Copy out the entries exactly, and wherever a picture appears, leave it out.

§ **DATA FOR THE TASK**:
• • • •

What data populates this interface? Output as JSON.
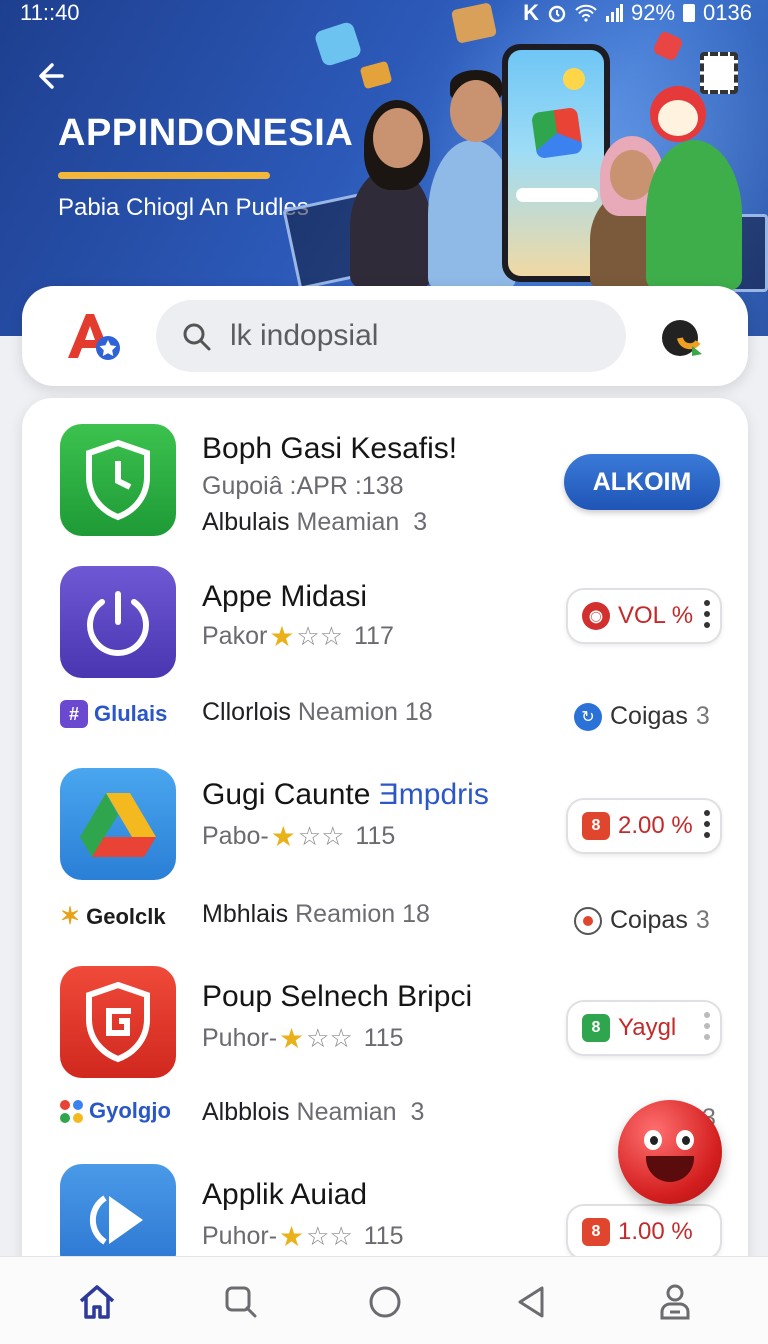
{
  "status_bar": {
    "time": "11::40",
    "battery": "92%",
    "extra": "0136",
    "icons": [
      "k-icon",
      "alarm-icon",
      "wifi-icon",
      "signal-icon",
      "battery-icon"
    ]
  },
  "header": {
    "brand": "APPINDONESIA",
    "tagline": "Pabia Chiogl An Pudles",
    "accent_color": "#f3b83a"
  },
  "search": {
    "placeholder": "lk indopsial"
  },
  "apps": [
    {
      "title": "Boph Gasi Kesafis!",
      "subtitle": "Gupoiâ :APR :138",
      "meta_main": "Albulais",
      "meta_light": "Meamian",
      "meta_count": "3",
      "action_label": "ALKOIM",
      "icon": "shield-check-icon"
    },
    {
      "title": "Appe Midasi",
      "rating_prefix": "Pakor",
      "rating_count": "117",
      "category": "Glulais",
      "meta_main": "Cllorlois",
      "meta_light": "Neamion",
      "meta_count": "18",
      "side_label": "Coigas",
      "side_count": "3",
      "pill_label": "VOL %",
      "icon": "power-icon"
    },
    {
      "title": "Gugi Caunte",
      "title_highlight": "Ǝmpdris",
      "rating_prefix": "Pabo-",
      "rating_count": "115",
      "category": "Geolclk",
      "meta_main": "Mbhlais",
      "meta_light": "Reamion",
      "meta_count": "18",
      "side_label": "Coipas",
      "side_count": "3",
      "pill_label": "2.00 %",
      "icon": "drive-triangle-icon"
    },
    {
      "title": "Poup Selnech Bripci",
      "rating_prefix": "Puhor-",
      "rating_count": "115",
      "category": "Gyolgjo",
      "meta_main": "Albblois",
      "meta_light": "Neamian",
      "meta_count": "3",
      "side_count": "3",
      "pill_label": "Yaygl",
      "icon": "shield-g-icon"
    },
    {
      "title": "Applik Auiad",
      "rating_prefix": "Puhor-",
      "rating_count": "115",
      "pill_label": "1.00 %",
      "icon": "play-icon"
    }
  ],
  "bottom_nav": [
    "home-icon",
    "search-icon",
    "circle-icon",
    "back-triangle-icon",
    "profile-icon"
  ]
}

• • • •

§ **EXERCISE RESULT**:
What data populates this interface? Output as JSON.
{
  "status_bar": {
    "time": "11::40",
    "battery": "92%",
    "extra": "0136",
    "icons": [
      "k-icon",
      "alarm-icon",
      "wifi-icon",
      "signal-icon",
      "battery-icon"
    ]
  },
  "header": {
    "brand": "APPINDONESIA",
    "tagline": "Pabia Chiogl An Pudles",
    "accent_color": "#f3b83a"
  },
  "search": {
    "placeholder": "lk indopsial"
  },
  "apps": [
    {
      "title": "Boph Gasi Kesafis!",
      "subtitle": "Gupoiâ :APR :138",
      "meta_main": "Albulais",
      "meta_light": "Meamian",
      "meta_count": "3",
      "action_label": "ALKOIM",
      "icon": "shield-check-icon"
    },
    {
      "title": "Appe Midasi",
      "rating_prefix": "Pakor",
      "rating_count": "117",
      "category": "Glulais",
      "meta_main": "Cllorlois",
      "meta_light": "Neamion",
      "meta_count": "18",
      "side_label": "Coigas",
      "side_count": "3",
      "pill_label": "VOL %",
      "icon": "power-icon"
    },
    {
      "title": "Gugi Caunte",
      "title_highlight": "Ǝmpdris",
      "rating_prefix": "Pabo-",
      "rating_count": "115",
      "category": "Geolclk",
      "meta_main": "Mbhlais",
      "meta_light": "Reamion",
      "meta_count": "18",
      "side_label": "Coipas",
      "side_count": "3",
      "pill_label": "2.00 %",
      "icon": "drive-triangle-icon"
    },
    {
      "title": "Poup Selnech Bripci",
      "rating_prefix": "Puhor-",
      "rating_count": "115",
      "category": "Gyolgjo",
      "meta_main": "Albblois",
      "meta_light": "Neamian",
      "meta_count": "3",
      "side_count": "3",
      "pill_label": "Yaygl",
      "icon": "shield-g-icon"
    },
    {
      "title": "Applik Auiad",
      "rating_prefix": "Puhor-",
      "rating_count": "115",
      "pill_label": "1.00 %",
      "icon": "play-icon"
    }
  ],
  "bottom_nav": [
    "home-icon",
    "search-icon",
    "circle-icon",
    "back-triangle-icon",
    "profile-icon"
  ]
}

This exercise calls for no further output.